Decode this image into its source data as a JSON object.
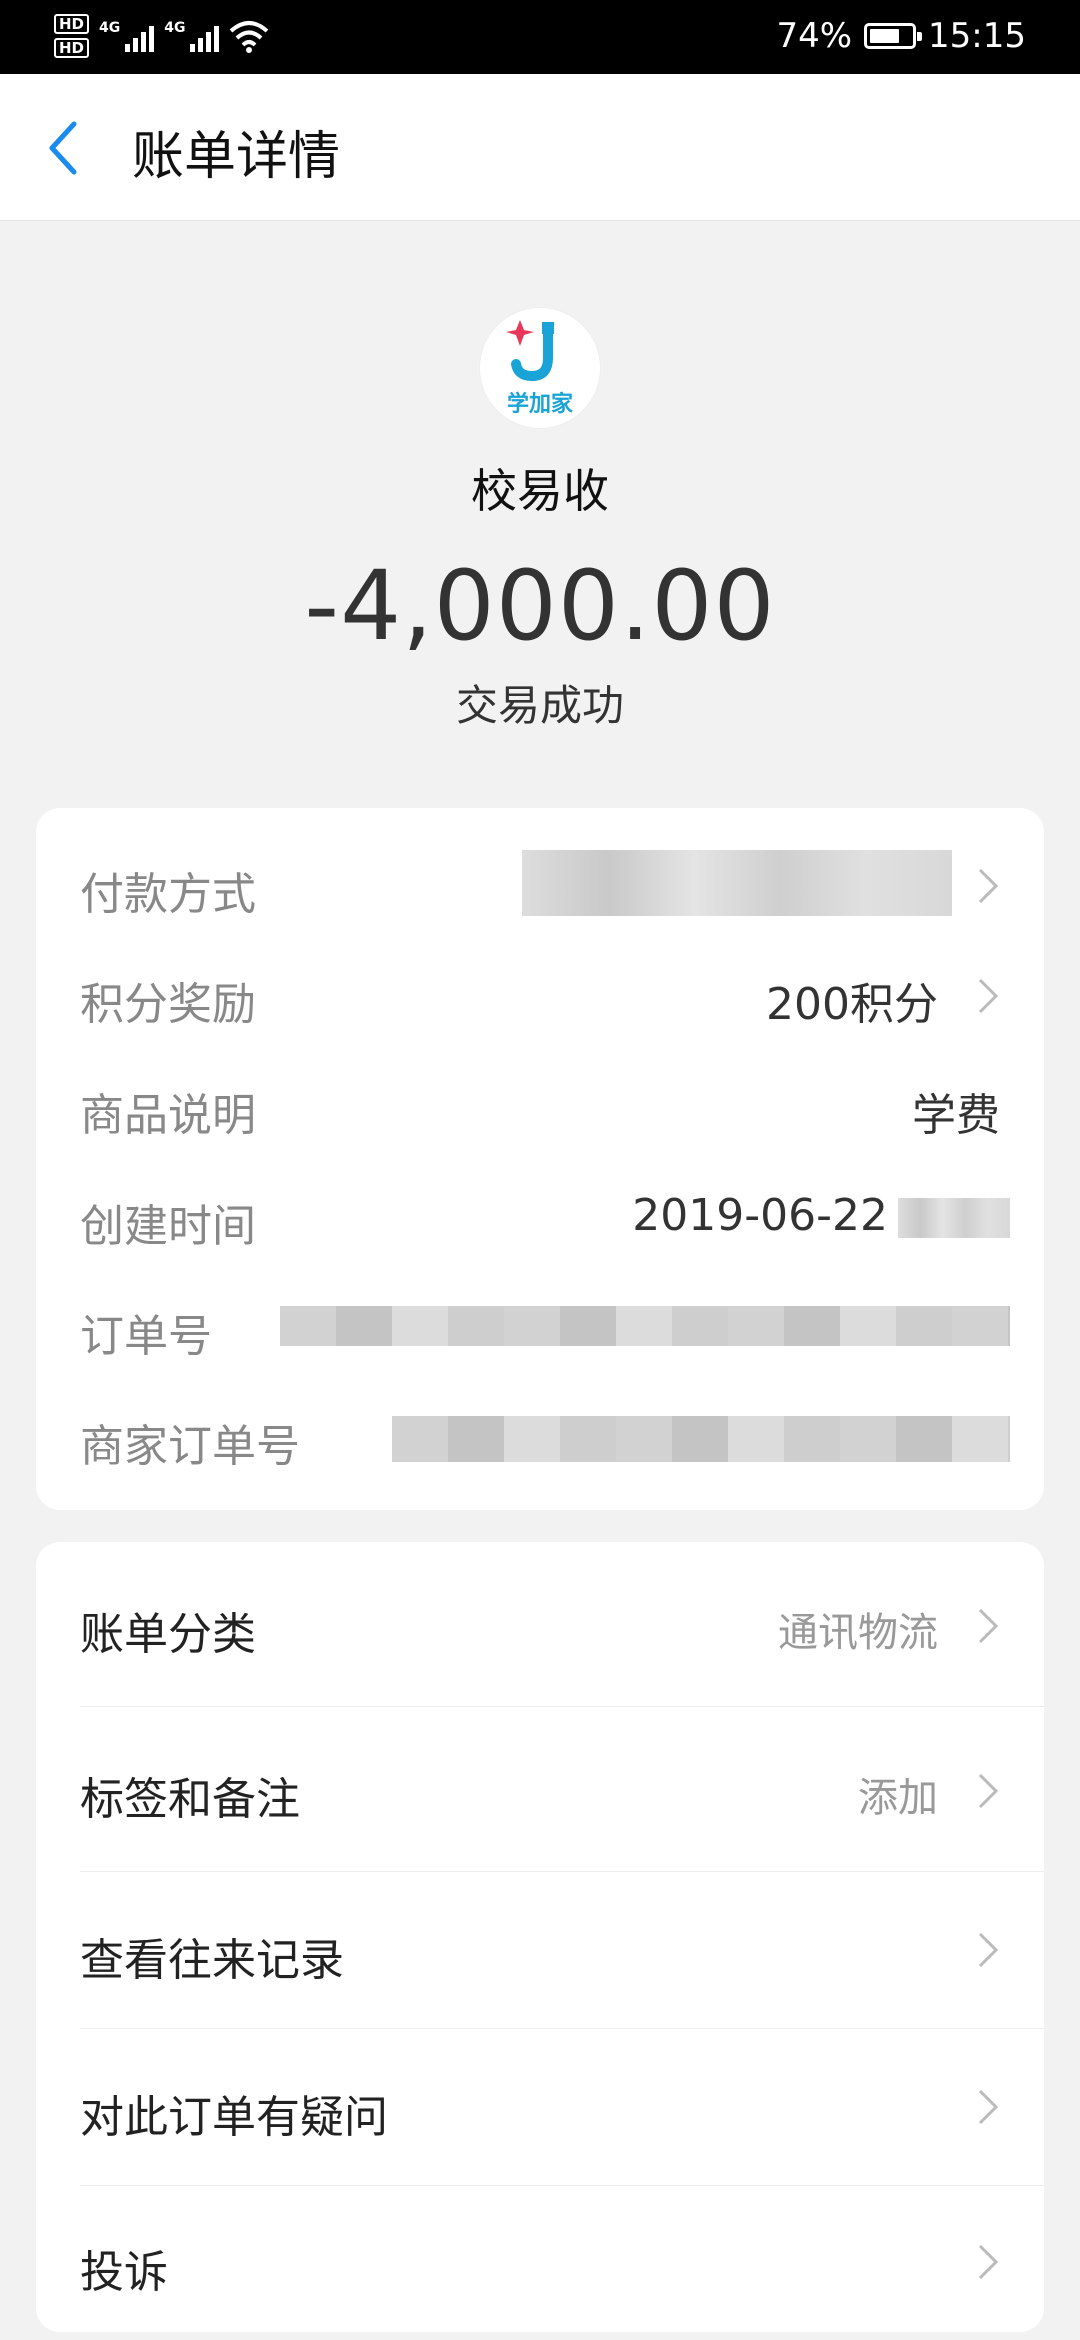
{
  "status_bar": {
    "network_a": "4G",
    "network_b": "4G",
    "hd_a": "HD",
    "hd_b": "HD",
    "battery_percent": "74%",
    "battery_level": 0.74,
    "time": "15:15"
  },
  "nav": {
    "title": "账单详情"
  },
  "summary": {
    "logo_text": "学加家",
    "merchant": "校易收",
    "amount": "-4,000.00",
    "status": "交易成功"
  },
  "details": {
    "payment_method_label": "付款方式",
    "points_label": "积分奖励",
    "points_value": "200积分",
    "product_label": "商品说明",
    "product_value": "学费",
    "created_label": "创建时间",
    "created_value": "2019-06-22",
    "order_label": "订单号",
    "merchant_order_label": "商家订单号"
  },
  "actions": {
    "category_label": "账单分类",
    "category_value": "通讯物流",
    "tags_label": "标签和备注",
    "tags_value": "添加",
    "history_label": "查看往来记录",
    "question_label": "对此订单有疑问",
    "complaint_label": "投诉"
  },
  "colors": {
    "accent": "#1a8cf0",
    "logo_blue": "#1aa3d6",
    "logo_red": "#e8375a"
  }
}
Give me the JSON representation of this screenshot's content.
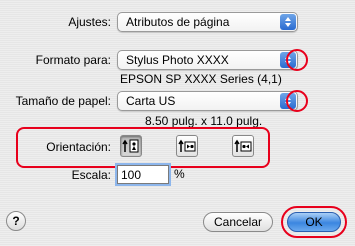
{
  "settings": {
    "label": "Ajustes:",
    "value": "Atributos de página"
  },
  "format": {
    "label": "Formato para:",
    "value": "Stylus Photo XXXX",
    "printer_info": "EPSON SP XXXX  Series (4,1)"
  },
  "paper": {
    "label": "Tamaño de papel:",
    "value": "Carta US",
    "dimensions": "8.50 pulg. x 11.0 pulg."
  },
  "orientation": {
    "label": "Orientación:",
    "selected": "portrait",
    "options": [
      "portrait",
      "landscape-left",
      "landscape-right"
    ]
  },
  "scale": {
    "label": "Escala:",
    "value": "100",
    "unit": "%"
  },
  "buttons": {
    "help": "?",
    "cancel": "Cancelar",
    "ok": "OK"
  },
  "colors": {
    "highlight_red": "#e8001c",
    "accent_blue": "#3b86e0"
  }
}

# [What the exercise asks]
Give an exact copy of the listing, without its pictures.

# [Answer space]
Decode this image into its source data as a JSON object.
{
  "status_bar": {
    "network_a": "4G",
    "network_b": "4G",
    "hd_a": "HD",
    "hd_b": "HD",
    "battery_percent": "74%",
    "battery_level": 0.74,
    "time": "15:15"
  },
  "nav": {
    "title": "账单详情"
  },
  "summary": {
    "logo_text": "学加家",
    "merchant": "校易收",
    "amount": "-4,000.00",
    "status": "交易成功"
  },
  "details": {
    "payment_method_label": "付款方式",
    "points_label": "积分奖励",
    "points_value": "200积分",
    "product_label": "商品说明",
    "product_value": "学费",
    "created_label": "创建时间",
    "created_value": "2019-06-22",
    "order_label": "订单号",
    "merchant_order_label": "商家订单号"
  },
  "actions": {
    "category_label": "账单分类",
    "category_value": "通讯物流",
    "tags_label": "标签和备注",
    "tags_value": "添加",
    "history_label": "查看往来记录",
    "question_label": "对此订单有疑问",
    "complaint_label": "投诉"
  },
  "colors": {
    "accent": "#1a8cf0",
    "logo_blue": "#1aa3d6",
    "logo_red": "#e8375a"
  }
}
Give me the JSON representation of this screenshot's content.
{
  "settings": {
    "label": "Ajustes:",
    "value": "Atributos de página"
  },
  "format": {
    "label": "Formato para:",
    "value": "Stylus Photo XXXX",
    "printer_info": "EPSON SP XXXX  Series (4,1)"
  },
  "paper": {
    "label": "Tamaño de papel:",
    "value": "Carta US",
    "dimensions": "8.50 pulg. x 11.0 pulg."
  },
  "orientation": {
    "label": "Orientación:",
    "selected": "portrait",
    "options": [
      "portrait",
      "landscape-left",
      "landscape-right"
    ]
  },
  "scale": {
    "label": "Escala:",
    "value": "100",
    "unit": "%"
  },
  "buttons": {
    "help": "?",
    "cancel": "Cancelar",
    "ok": "OK"
  },
  "colors": {
    "highlight_red": "#e8001c",
    "accent_blue": "#3b86e0"
  }
}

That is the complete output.